Both you and Roberto came out of Dallas’s Deep Ellum scene.
Roberto and I were next-door neighbors. We played around Deep Ellum starting from the time I was in high school. We moved from Dallas to Nashville in 1999 to start Milton Mapes. Then we decided to reconvene in Austin.

What prompted the name change to Monahans?
We felt Milton Mapes was played out. We had gone through a lot of players and had been categorized in that alt-country realm, but it wasn’t something that we were really into. I never thought that the goal was to ride that sort of wave of music. So we took a break and wiped the slate clean just to see what would happen. We decided to change the name so there wouldn’t be any preconceived notions.

For much of the past year you’ve been recording and releasing a song a month online for free. Why?
Two of us were expecting children, and we weren’t sure what we would realistically be able to do in 2010. When you’re touring on the level that we’ve been, you’re lucky if you break even, so we didn’t figure we had anything to lose. We wanted to get our music out there and stay productive. Doing it this way also let people into the creative process without it turning into some kind of reality circus.

It might be hard for some fans to understand why your best option is to give your music away.
The options just aren’t there. We’ve been lucky enough to have other people put out our music and promote it for us, but times are changing. Now you put the music out there, and if there’s an audience for it, you find a way to make a living off that.

So how did it work? Did you actually write and record a song a month?
We went to a friend’s ranch in Van Horn and recorded some things, and those became the nucleus around which we wrote other songs. We had to figure it out on a month-by-month basis, and just when we thought we didn’t have anything to show for it, a song would emerge. There was a certain amount of pressure that forced songs out of us that otherwise wouldn’t have happened.

Does it feel like an album to you?
Yeah, it does, though I don’t know what sequence they will be in or what songs will make it onto our next record.

“Seabirds” has a surprise guest. How did you meet up with Sinead O’Connor?
It was a pie-in-the-sky idea. We sent her manager the tracks, and she loved it and agreed to do it. It turned out she’d been recording her new album in Dublin, so she was already in the studio; the timing worked out great for her.
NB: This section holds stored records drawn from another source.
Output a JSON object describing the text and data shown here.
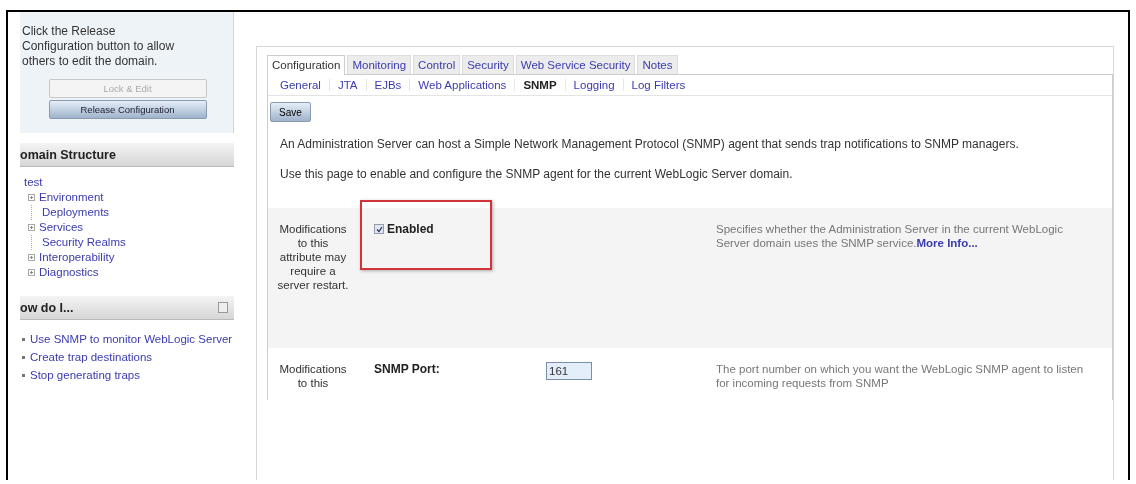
{
  "change_center": {
    "message": "Click the Release Configuration button to allow others to edit the domain.",
    "buttons": [
      {
        "label": "Lock & Edit",
        "disabled": true
      },
      {
        "label": "Release Configuration",
        "disabled": false
      }
    ]
  },
  "domain_structure": {
    "title": "omain Structure",
    "tree": [
      {
        "label": "test",
        "children": [
          {
            "label": "Environment",
            "expandable": true
          },
          {
            "label": "Deployments",
            "expandable": false
          },
          {
            "label": "Services",
            "expandable": true
          },
          {
            "label": "Security Realms",
            "expandable": false
          },
          {
            "label": "Interoperability",
            "expandable": true
          },
          {
            "label": "Diagnostics",
            "expandable": true
          }
        ]
      }
    ]
  },
  "how_do_i": {
    "title": "ow do I...",
    "links": [
      "Use SNMP to monitor WebLogic Server",
      "Create trap destinations",
      "Stop generating traps"
    ]
  },
  "tabs": [
    {
      "label": "Configuration",
      "selected": true
    },
    {
      "label": "Monitoring",
      "selected": false
    },
    {
      "label": "Control",
      "selected": false
    },
    {
      "label": "Security",
      "selected": false
    },
    {
      "label": "Web Service Security",
      "selected": false
    },
    {
      "label": "Notes",
      "selected": false
    }
  ],
  "subtabs": [
    {
      "label": "General",
      "selected": false
    },
    {
      "label": "JTA",
      "selected": false
    },
    {
      "label": "EJBs",
      "selected": false
    },
    {
      "label": "Web Applications",
      "selected": false
    },
    {
      "label": "SNMP",
      "selected": true
    },
    {
      "label": "Logging",
      "selected": false
    },
    {
      "label": "Log Filters",
      "selected": false
    }
  ],
  "save_button": "Save",
  "intro": [
    "An Administration Server can host a Simple Network Management Protocol (SNMP) agent that sends trap notifications to SNMP managers.",
    "Use this page to enable and configure the SNMP agent for the current WebLogic Server domain."
  ],
  "settings": [
    {
      "kind": "checkbox",
      "note": "Modifications to this attribute may require a server restart.",
      "label": "Enabled",
      "checked": true,
      "highlighted": true,
      "description": "Specifies whether the Administration Server in the current WebLogic Server domain uses the SNMP service.",
      "more_info": "More Info..."
    },
    {
      "kind": "text",
      "note": "Modifications to this",
      "label": "SNMP Port:",
      "value": "161",
      "highlighted": false,
      "description": "The port number on which you want the WebLogic SNMP agent to listen for incoming requests from SNMP"
    }
  ]
}
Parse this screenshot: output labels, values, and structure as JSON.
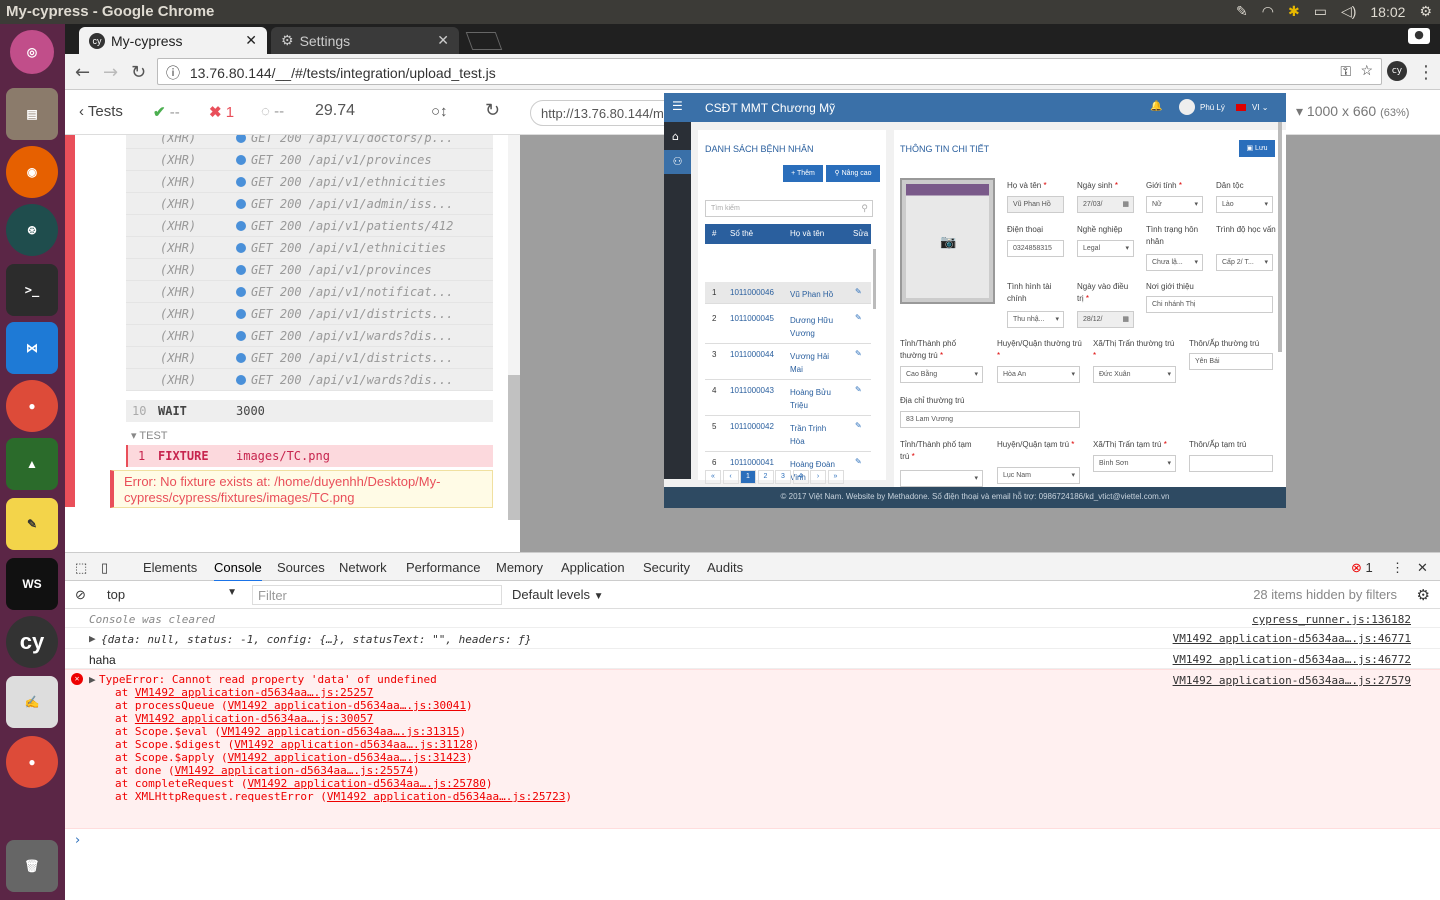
{
  "os": {
    "window_title": "My-cypress - Google Chrome",
    "clock": "18:02",
    "launcher": [
      "ubuntu-icon",
      "files-icon",
      "firefox-icon",
      "gitkraken-icon",
      "terminal-icon",
      "vscode-icon",
      "chrome-icon",
      "rocket-icon",
      "notes-icon",
      "webstorm-icon",
      "cypress-icon",
      "text-editor-icon",
      "chrome-icon",
      "trash-icon"
    ]
  },
  "browser": {
    "tabs": [
      {
        "label": "My-cypress"
      },
      {
        "label": "Settings"
      }
    ],
    "url": "13.76.80.144/__/#/tests/integration/upload_test.js"
  },
  "runner": {
    "tests_label": "Tests",
    "passed": "--",
    "failed": "1",
    "pending": "--",
    "duration": "29.74",
    "aut_url": "http://13.76.80.144/main/patients/412/edit",
    "viewport": "1000 x 660",
    "scale": "(63%)"
  },
  "commands": [
    {
      "type": "(XHR)",
      "msg": "GET 200 /api/v1/doctors/p..."
    },
    {
      "type": "(XHR)",
      "msg": "GET 200 /api/v1/provinces"
    },
    {
      "type": "(XHR)",
      "msg": "GET 200 /api/v1/ethnicities"
    },
    {
      "type": "(XHR)",
      "msg": "GET 200 /api/v1/admin/iss..."
    },
    {
      "type": "(XHR)",
      "msg": "GET 200 /api/v1/patients/412"
    },
    {
      "type": "(XHR)",
      "msg": "GET 200 /api/v1/ethnicities"
    },
    {
      "type": "(XHR)",
      "msg": "GET 200 /api/v1/provinces"
    },
    {
      "type": "(XHR)",
      "msg": "GET 200 /api/v1/notificat..."
    },
    {
      "type": "(XHR)",
      "msg": "GET 200 /api/v1/districts..."
    },
    {
      "type": "(XHR)",
      "msg": "GET 200 /api/v1/wards?dis..."
    },
    {
      "type": "(XHR)",
      "msg": "GET 200 /api/v1/districts..."
    },
    {
      "type": "(XHR)",
      "msg": "GET 200 /api/v1/wards?dis..."
    }
  ],
  "wait": {
    "num": "10",
    "name": "WAIT",
    "value": "3000"
  },
  "test_section": "TEST",
  "fixture": {
    "num": "1",
    "name": "FIXTURE",
    "value": "images/TC.png"
  },
  "error_text": "Error: No fixture exists at: /home/duyenhh/Desktop/My-cypress/cypress/fixtures/images/TC.png",
  "app": {
    "brand": "CSĐT MMT Chương Mỹ",
    "user": "Phú Lý",
    "lang": "VI",
    "list_title": "DANH SÁCH BỆNH NHÂN",
    "add_btn": "+ Thêm",
    "adv_btn": "Nâng cao",
    "search_ph": "Tìm kiếm",
    "cols": [
      "#",
      "Số thẻ",
      "Họ và tên",
      "Sửa"
    ],
    "rows": [
      {
        "n": "1",
        "id": "1011000046",
        "name": "Vũ Phan Hồ"
      },
      {
        "n": "2",
        "id": "1011000045",
        "name": "Dương Hữu Vương"
      },
      {
        "n": "3",
        "id": "1011000044",
        "name": "Vương Hải Mai"
      },
      {
        "n": "4",
        "id": "1011000043",
        "name": "Hoàng Bửu Triệu"
      },
      {
        "n": "5",
        "id": "1011000042",
        "name": "Trần Trịnh Hòa"
      },
      {
        "n": "6",
        "id": "1011000041",
        "name": "Hoàng Đoàn Vinh"
      }
    ],
    "pages": [
      "«",
      "‹",
      "1",
      "2",
      "3",
      "4",
      "›",
      "»"
    ],
    "detail_title": "THÔNG TIN CHI TIẾT",
    "save_btn": "Lưu",
    "f_name": "Họ và tên",
    "v_name": "Vũ Phan Hồ",
    "f_dob": "Ngày sinh",
    "v_dob": "27/03/",
    "f_gender": "Giới tính",
    "v_gender": "Nữ",
    "f_ethnic": "Dân tộc",
    "v_ethnic": "Lào",
    "f_phone": "Điện thoại",
    "v_phone": "0324858315",
    "f_job": "Nghề nghiệp",
    "v_job": "Legal",
    "f_marital": "Tình trạng hôn nhân",
    "v_marital": "Chưa lậ...",
    "f_edu": "Trình độ học vấn",
    "v_edu": "Cấp 2/ T...",
    "f_finance": "Tình hình tài chính",
    "v_finance": "Thu nhậ...",
    "f_start": "Ngày vào điều trị",
    "v_start": "28/12/",
    "f_ref": "Nơi giới thiệu",
    "v_ref": "Chi nhánh Thị",
    "f_prov": "Tỉnh/Thành phố thường trú",
    "v_prov": "Cao Bằng",
    "f_dist": "Huyện/Quận thường trú",
    "v_dist": "Hòa An",
    "f_ward": "Xã/Thị Trấn thường trú",
    "v_ward": "Đức Xuân",
    "f_hamlet": "Thôn/Ấp thường trú",
    "v_hamlet": "Yên Bái",
    "f_addr": "Địa chỉ thường trú",
    "v_addr": "83 Lam Vương",
    "f_tprov": "Tỉnh/Thành phố tạm trú",
    "f_tdist": "Huyện/Quận tạm trú",
    "v_tdist": "Lục Nam",
    "f_tward": "Xã/Thị Trấn tạm trú",
    "v_tward": "Bình Sơn",
    "f_thamlet": "Thôn/Ấp tạm trú",
    "footer": "© 2017 Việt Nam. Website by Methadone. Số điện thoại và email hỗ trợ: 0986724186/kd_vtict@viettel.com.vn"
  },
  "devtools": {
    "tabs": [
      "Elements",
      "Console",
      "Sources",
      "Network",
      "Performance",
      "Memory",
      "Application",
      "Security",
      "Audits"
    ],
    "error_count": "1",
    "context": "top",
    "filter_ph": "Filter",
    "levels": "Default levels",
    "hidden": "28 items hidden by filters",
    "rows": [
      {
        "text": "Console was cleared",
        "src": "cypress_runner.js:136182"
      },
      {
        "text": "{data: null, status: -1, config: {…}, statusText: \"\", headers: ƒ}",
        "src": "VM1492 application-d5634aa….js:46771"
      },
      {
        "text": "haha",
        "src": "VM1492 application-d5634aa….js:46772"
      }
    ],
    "error": {
      "text": "TypeError: Cannot read property 'data' of undefined",
      "src": "VM1492 application-d5634aa….js:27579",
      "stack": [
        {
          "at": "at ",
          "fn": "",
          "loc": "VM1492 application-d5634aa….js:25257"
        },
        {
          "at": "at processQueue (",
          "fn": "",
          "loc": "VM1492 application-d5634aa….js:30041"
        },
        {
          "at": "at ",
          "fn": "",
          "loc": "VM1492 application-d5634aa….js:30057"
        },
        {
          "at": "at Scope.$eval (",
          "fn": "",
          "loc": "VM1492 application-d5634aa….js:31315"
        },
        {
          "at": "at Scope.$digest (",
          "fn": "",
          "loc": "VM1492 application-d5634aa….js:31128"
        },
        {
          "at": "at Scope.$apply (",
          "fn": "",
          "loc": "VM1492 application-d5634aa….js:31423"
        },
        {
          "at": "at done (",
          "fn": "",
          "loc": "VM1492 application-d5634aa….js:25574"
        },
        {
          "at": "at completeRequest (",
          "fn": "",
          "loc": "VM1492 application-d5634aa….js:25780"
        },
        {
          "at": "at XMLHttpRequest.requestError (",
          "fn": "",
          "loc": "VM1492 application-d5634aa….js:25723"
        }
      ]
    }
  },
  "colors": {
    "failed": "#e94f5a",
    "passed": "#4caf50",
    "app_blue": "#3a70a8"
  }
}
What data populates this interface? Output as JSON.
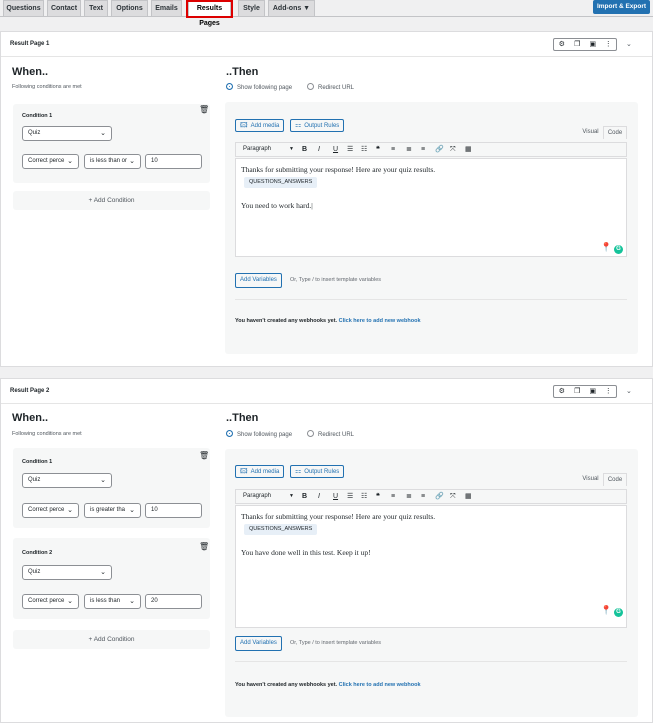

Another big surprise must have been the Milton Mapes song “The Only Sound That Matters” turning up on Robert Plant’s latest album.
An absolute shock to me. I once met Robert Plant at the Nashville airport and came back to Austin telling everyone, but I never told Plant my name or that I played music. Two years later I get a call out of the blue from some publisher telling me that my song is going to be on his new record. Actually sometime after that we heard back from Sinead O’Connor, and a week later Plant was playing at Stubb’s. We got to meet him and I asked him how he heard the song, and he said it was through a friend of his who used to be the head of [the famous British label] Ensign Records, and his friend had also discovered and signed Sinead O’Connor years ago. Weird.